Element data from apps and pages:

┌──

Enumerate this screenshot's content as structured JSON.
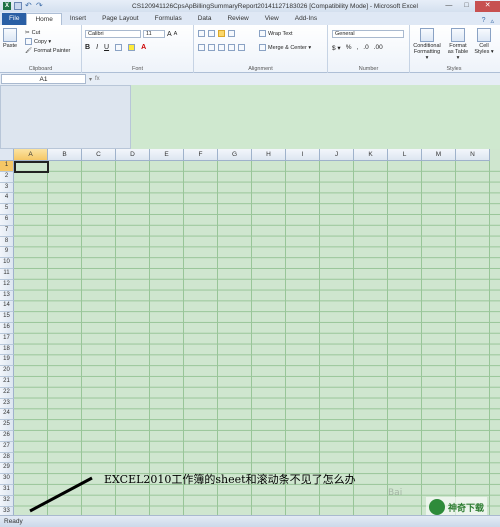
{
  "title_bar": {
    "title": "CS120941126CpsApBillingSummaryReport20141127183026  [Compatibility Mode]  -  Microsoft Excel",
    "minimize": "—",
    "maximize": "□",
    "close": "✕"
  },
  "tabs": [
    "File",
    "Home",
    "Insert",
    "Page Layout",
    "Formulas",
    "Data",
    "Review",
    "View",
    "Add-Ins"
  ],
  "ribbon": {
    "clipboard": {
      "paste": "Paste",
      "cut": "Cut",
      "copy": "Copy ▾",
      "format_painter": "Format Painter",
      "label": "Clipboard"
    },
    "font": {
      "font_name": "Calibri",
      "font_size": "11",
      "grow": "A",
      "shrink": "A",
      "bold": "B",
      "italic": "I",
      "underline": "U",
      "label": "Font"
    },
    "alignment": {
      "wrap_text": "Wrap Text",
      "merge_center": "Merge & Center ▾",
      "label": "Alignment"
    },
    "number": {
      "format": "General",
      "currency": "$ ▾",
      "percent": "%",
      "comma": ",",
      "label": "Number"
    },
    "styles": {
      "conditional": "Conditional Formatting ▾",
      "format_table": "Format as Table ▾",
      "cell_styles": "Cell Styles ▾",
      "label": "Styles"
    }
  },
  "formula_bar": {
    "name_box": "A1",
    "fx": "fx",
    "value": ""
  },
  "columns": [
    "A",
    "B",
    "C",
    "D",
    "E",
    "F",
    "G",
    "H",
    "I",
    "J",
    "K",
    "L",
    "M",
    "N"
  ],
  "rows": [
    "1",
    "2",
    "3",
    "4",
    "5",
    "6",
    "7",
    "8",
    "9",
    "10",
    "11",
    "12",
    "13",
    "14",
    "15",
    "16",
    "17",
    "18",
    "19",
    "20",
    "21",
    "22",
    "23",
    "24",
    "25",
    "26",
    "27",
    "28",
    "29",
    "30",
    "31",
    "32",
    "33"
  ],
  "status": {
    "text": "Ready"
  },
  "annotation": {
    "text": "EXCEL2010工作簿的sheet和滚动条不见了怎么办"
  },
  "watermark": {
    "text": "神奇下载",
    "faint": "Bai"
  },
  "colors": {
    "grid_background": "#cfe6cf",
    "file_tab": "#2a5fa5",
    "selected_header": "#f5c766"
  }
}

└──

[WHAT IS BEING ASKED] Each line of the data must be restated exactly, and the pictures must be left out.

[COMPLETED TASK]
Enumerate this screenshot's content as structured JSON.
{
  "title_bar": {
    "title": "CS120941126CpsApBillingSummaryReport20141127183026  [Compatibility Mode]  -  Microsoft Excel",
    "minimize": "—",
    "maximize": "□",
    "close": "✕"
  },
  "tabs": [
    "File",
    "Home",
    "Insert",
    "Page Layout",
    "Formulas",
    "Data",
    "Review",
    "View",
    "Add-Ins"
  ],
  "ribbon": {
    "clipboard": {
      "paste": "Paste",
      "cut": "Cut",
      "copy": "Copy ▾",
      "format_painter": "Format Painter",
      "label": "Clipboard"
    },
    "font": {
      "font_name": "Calibri",
      "font_size": "11",
      "grow": "A",
      "shrink": "A",
      "bold": "B",
      "italic": "I",
      "underline": "U",
      "label": "Font"
    },
    "alignment": {
      "wrap_text": "Wrap Text",
      "merge_center": "Merge & Center ▾",
      "label": "Alignment"
    },
    "number": {
      "format": "General",
      "currency": "$ ▾",
      "percent": "%",
      "comma": ",",
      "label": "Number"
    },
    "styles": {
      "conditional": "Conditional Formatting ▾",
      "format_table": "Format as Table ▾",
      "cell_styles": "Cell Styles ▾",
      "label": "Styles"
    }
  },
  "formula_bar": {
    "name_box": "A1",
    "fx": "fx",
    "value": ""
  },
  "columns": [
    "A",
    "B",
    "C",
    "D",
    "E",
    "F",
    "G",
    "H",
    "I",
    "J",
    "K",
    "L",
    "M",
    "N"
  ],
  "rows": [
    "1",
    "2",
    "3",
    "4",
    "5",
    "6",
    "7",
    "8",
    "9",
    "10",
    "11",
    "12",
    "13",
    "14",
    "15",
    "16",
    "17",
    "18",
    "19",
    "20",
    "21",
    "22",
    "23",
    "24",
    "25",
    "26",
    "27",
    "28",
    "29",
    "30",
    "31",
    "32",
    "33"
  ],
  "status": {
    "text": "Ready"
  },
  "annotation": {
    "text": "EXCEL2010工作簿的sheet和滚动条不见了怎么办"
  },
  "watermark": {
    "text": "神奇下载",
    "faint": "Bai"
  },
  "colors": {
    "grid_background": "#cfe6cf",
    "file_tab": "#2a5fa5",
    "selected_header": "#f5c766"
  }
}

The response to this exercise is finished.